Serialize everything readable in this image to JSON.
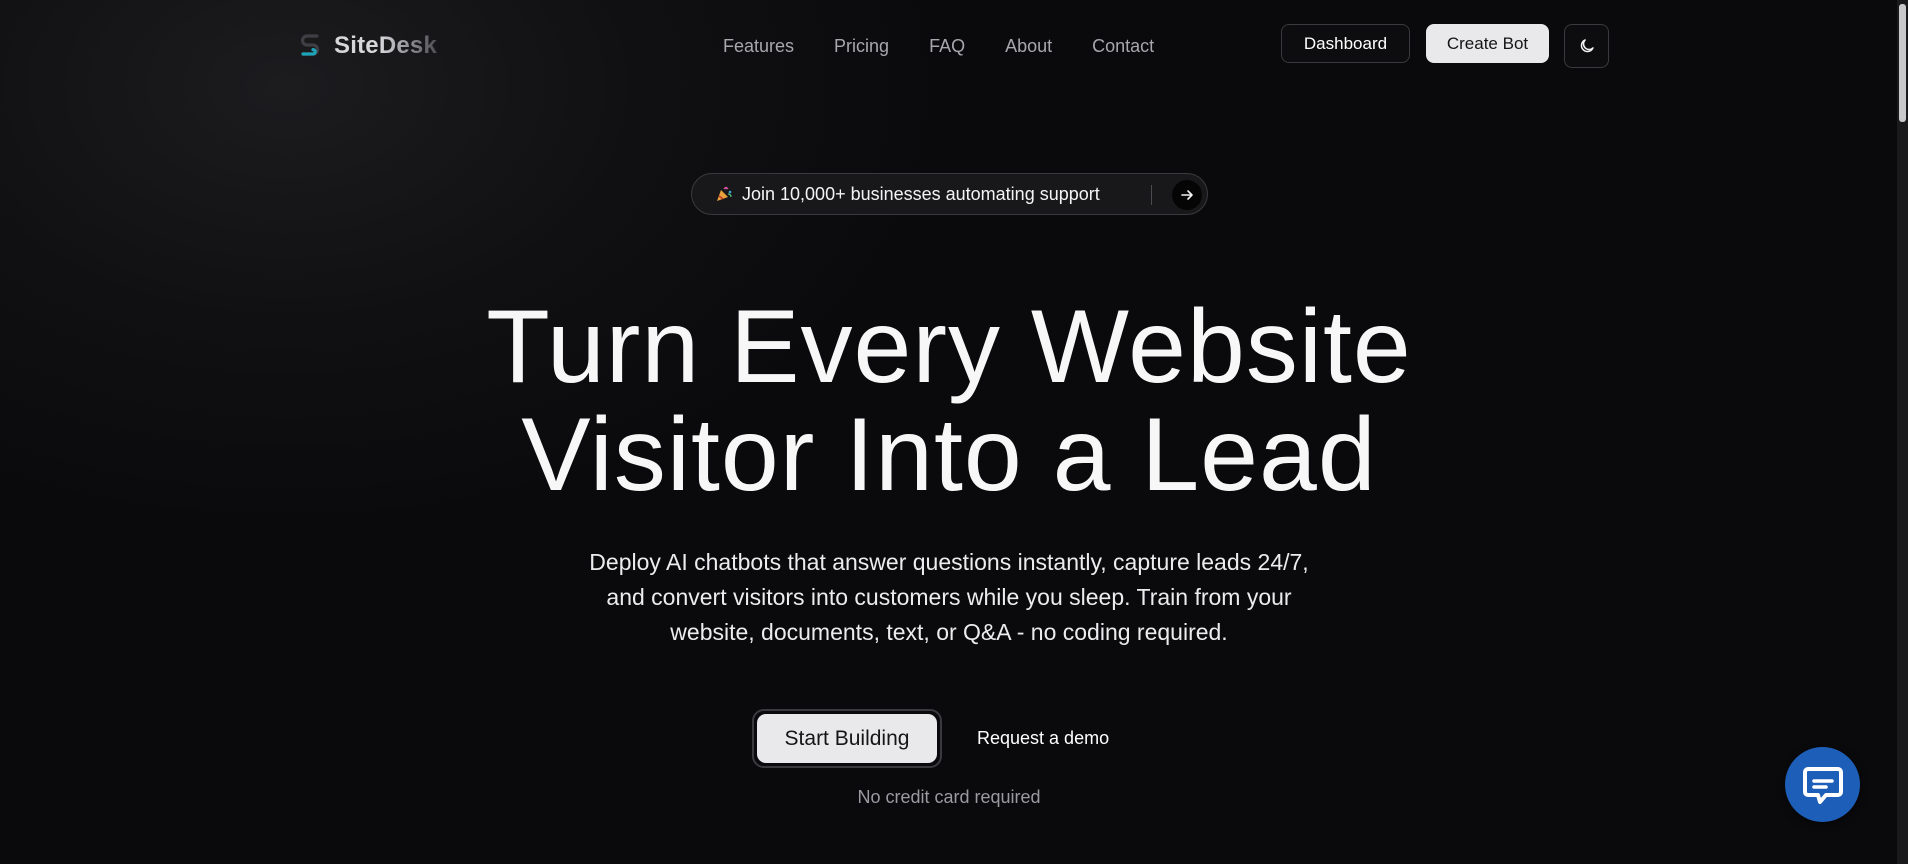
{
  "brand": {
    "name": "SiteDesk",
    "logo_icon": "sitedesk-s-logo"
  },
  "nav": {
    "links": [
      "Features",
      "Pricing",
      "FAQ",
      "About",
      "Contact"
    ],
    "dashboard_label": "Dashboard",
    "create_bot_label": "Create Bot",
    "theme_toggle_icon": "moon-icon"
  },
  "announcement": {
    "emoji_icon": "party-popper-icon",
    "text": "Join 10,000+ businesses automating support",
    "arrow_icon": "arrow-right-icon"
  },
  "hero": {
    "headline_line1": "Turn Every Website",
    "headline_line2": "Visitor Into a Lead",
    "subtitle": "Deploy AI chatbots that answer questions instantly, capture leads 24/7, and convert visitors into customers while you sleep. Train from your website, documents, text, or Q&A - no coding required.",
    "primary_cta": "Start Building",
    "secondary_cta": "Request a demo",
    "note": "No credit card required"
  },
  "chat_widget": {
    "icon": "chat-support-icon",
    "color": "#1d5fb8"
  },
  "colors": {
    "background": "#0a0a0c",
    "accent": "#1d5fb8",
    "logo_teal": "#1fa3b8",
    "button_light": "#e9e9ec"
  }
}
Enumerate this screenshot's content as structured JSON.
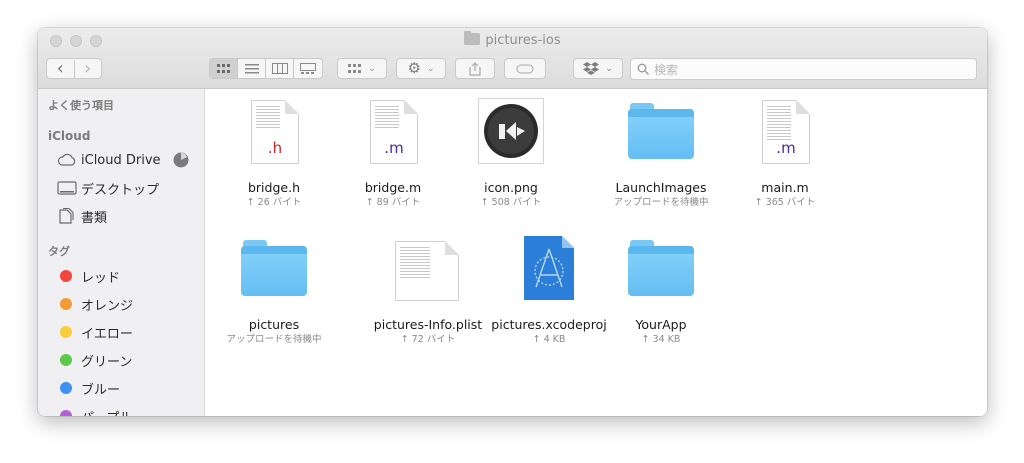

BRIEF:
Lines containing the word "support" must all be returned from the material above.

THE COMPLETED TASK:
    "text": "Join 10,000+ businesses automating support",
    "icon": "chat-support-icon",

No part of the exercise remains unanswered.